Am I correct in assuming that what is happening is that the print command is calling the Window’s -drawRect: method and not that of my custom view?

How do I just print my custom view with the print menu?

Does your view accept first responder status? The print menu item just sends a print: or printDocument: message to the FirstResponder (depending on whether your app is NSDocument-based or not). You want that first responder to be your view, not the window.


I was desperately looking for an ‘acceptsFirstResponder’ method in NSView, and it was not there… I looked again after reading this, and it is in fact a method declared in NSResponder!! Not the first time I get caught by this issue: not looking in the superclass methods.

Here’s another example, originally presented under H‘elpWithSimplePrinting**

I was under the impression that a Document Based Cocoa Application came with the functionality needed to print.
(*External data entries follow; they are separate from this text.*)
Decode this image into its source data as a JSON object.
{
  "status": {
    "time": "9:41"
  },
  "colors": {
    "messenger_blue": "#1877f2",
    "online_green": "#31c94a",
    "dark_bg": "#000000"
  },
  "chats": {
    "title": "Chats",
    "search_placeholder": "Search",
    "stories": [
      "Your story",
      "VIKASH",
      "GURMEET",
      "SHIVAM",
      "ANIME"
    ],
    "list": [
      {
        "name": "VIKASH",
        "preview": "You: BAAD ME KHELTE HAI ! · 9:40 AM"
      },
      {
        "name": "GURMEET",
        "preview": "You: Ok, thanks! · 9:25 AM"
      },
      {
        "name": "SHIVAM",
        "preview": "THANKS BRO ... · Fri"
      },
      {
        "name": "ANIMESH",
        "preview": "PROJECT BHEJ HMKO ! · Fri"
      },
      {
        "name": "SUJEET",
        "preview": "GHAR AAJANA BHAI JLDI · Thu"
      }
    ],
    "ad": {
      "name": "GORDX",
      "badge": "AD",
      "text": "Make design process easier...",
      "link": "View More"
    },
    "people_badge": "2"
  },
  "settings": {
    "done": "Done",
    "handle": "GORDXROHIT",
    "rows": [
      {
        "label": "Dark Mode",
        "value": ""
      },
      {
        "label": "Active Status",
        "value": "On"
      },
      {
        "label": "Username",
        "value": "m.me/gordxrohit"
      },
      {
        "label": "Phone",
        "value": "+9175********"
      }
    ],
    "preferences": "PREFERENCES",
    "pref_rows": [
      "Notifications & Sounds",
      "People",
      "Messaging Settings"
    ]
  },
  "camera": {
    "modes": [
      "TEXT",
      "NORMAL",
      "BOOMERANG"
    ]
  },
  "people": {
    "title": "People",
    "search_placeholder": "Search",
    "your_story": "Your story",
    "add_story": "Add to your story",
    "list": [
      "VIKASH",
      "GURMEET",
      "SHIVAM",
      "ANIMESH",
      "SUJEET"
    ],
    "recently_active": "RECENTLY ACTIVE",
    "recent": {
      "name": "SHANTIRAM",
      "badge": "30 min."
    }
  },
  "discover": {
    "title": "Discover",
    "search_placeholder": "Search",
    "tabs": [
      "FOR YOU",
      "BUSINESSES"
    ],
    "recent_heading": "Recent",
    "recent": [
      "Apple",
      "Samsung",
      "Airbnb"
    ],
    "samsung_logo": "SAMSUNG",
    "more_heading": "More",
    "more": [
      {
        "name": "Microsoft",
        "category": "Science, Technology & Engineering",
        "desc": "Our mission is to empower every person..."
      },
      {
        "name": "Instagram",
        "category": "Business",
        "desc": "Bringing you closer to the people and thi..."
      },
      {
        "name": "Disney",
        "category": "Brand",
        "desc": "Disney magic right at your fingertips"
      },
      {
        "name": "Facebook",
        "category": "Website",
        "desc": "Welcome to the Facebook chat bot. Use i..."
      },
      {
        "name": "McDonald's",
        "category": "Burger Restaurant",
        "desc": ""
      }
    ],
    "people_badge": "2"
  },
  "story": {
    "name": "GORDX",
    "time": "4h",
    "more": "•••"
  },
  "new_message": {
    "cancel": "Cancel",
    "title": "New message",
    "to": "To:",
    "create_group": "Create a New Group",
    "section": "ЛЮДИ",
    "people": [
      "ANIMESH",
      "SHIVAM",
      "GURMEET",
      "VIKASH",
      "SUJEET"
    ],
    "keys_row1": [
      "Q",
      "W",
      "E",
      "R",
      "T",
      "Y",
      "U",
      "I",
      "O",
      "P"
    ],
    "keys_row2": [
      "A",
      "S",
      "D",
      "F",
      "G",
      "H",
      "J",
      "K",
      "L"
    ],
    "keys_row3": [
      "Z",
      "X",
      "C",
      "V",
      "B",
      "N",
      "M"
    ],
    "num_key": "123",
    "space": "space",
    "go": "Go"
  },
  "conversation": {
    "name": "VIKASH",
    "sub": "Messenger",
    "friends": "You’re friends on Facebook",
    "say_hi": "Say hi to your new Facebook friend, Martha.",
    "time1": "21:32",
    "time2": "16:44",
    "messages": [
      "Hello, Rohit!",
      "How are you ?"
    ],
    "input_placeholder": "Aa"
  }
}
I have seen a very simple example that does work. However, when I create a new document based app, add an NSTextView to the MyDocument.nib window, compile and select the “print” menu item, nothing happens.

<debug 1> Have you tested the NSTextView interface in IB?, (Go to IB, File, Test Interface, scribble some words in your view, and then try to print them) </debug 1>

<debug 2> Is your text view the first responder when you are trying to print?, </debug 2>

<debug 3> Is your controller a subclass of NSObject? (It should be, as if it’s a sublass of NSTextView it may be “catching” some signals on it’s own and not passing them on) </debug 3>

Turns out that the difference was that the method that the print menu item was connectd to was “printDocument:” and not “print:”. I admit that I’m not yet clear on the difference that makes, but it now behaves as I would expect.

Suppose I want to draw a rectangle of a particular color and beneath it, some text. Can I do this in an NSTextView?

You could probably subclass NSTextView and use - (void)drawViewBackgroundInRect:(NSRect)rect.

Called when the text view intends to draw its background. Subclasses can override this method to perform additional drawing behind the text of an NSTextView.

I guess what I really need is a good, simple Cocoa drawing tutorial. Basic things, like “how to draw text at a specific location” or “how to draw a rectangle of a particular color.” That sort of thing. The language reference, though complete, I find hard to dig out the basics in order to get started.

This is what I use.

NSTextStorage *textStorage; NSLayoutManager *layoutManager; NSTextContainer *textContainer;

unsigned int unistrlen = 5;

unichar ch[] = { 0x0068, 0x0065 ,0x006c, 0x006c, 0x006f };

NSString *theString = [NSString stringWithCharacters:ch length:unistrlen];

textStorage = [[NSTextStorage alloc] initWithString:theString]; layoutManager = [[NSLayoutManager alloc] init]; textContainer = [[NSTextContainer alloc] initWithContainerSize:NSMakeSize(30*unistrlen,30)];

[layoutManager addTextContainer:textContainer]; [textContainer release];

[textStorage addLayoutManager:layoutManager]; [layoutManager release];

NSRange glyphRange = [layoutManager glyphRangeForTextContainer:textContainer];

[self lockFocus]; [layoutManager drawGlyphsForGlyphRange:glyphRange atPoint:NSMakePoint(10,10)]; [self unlockFocus];

[textStorage release];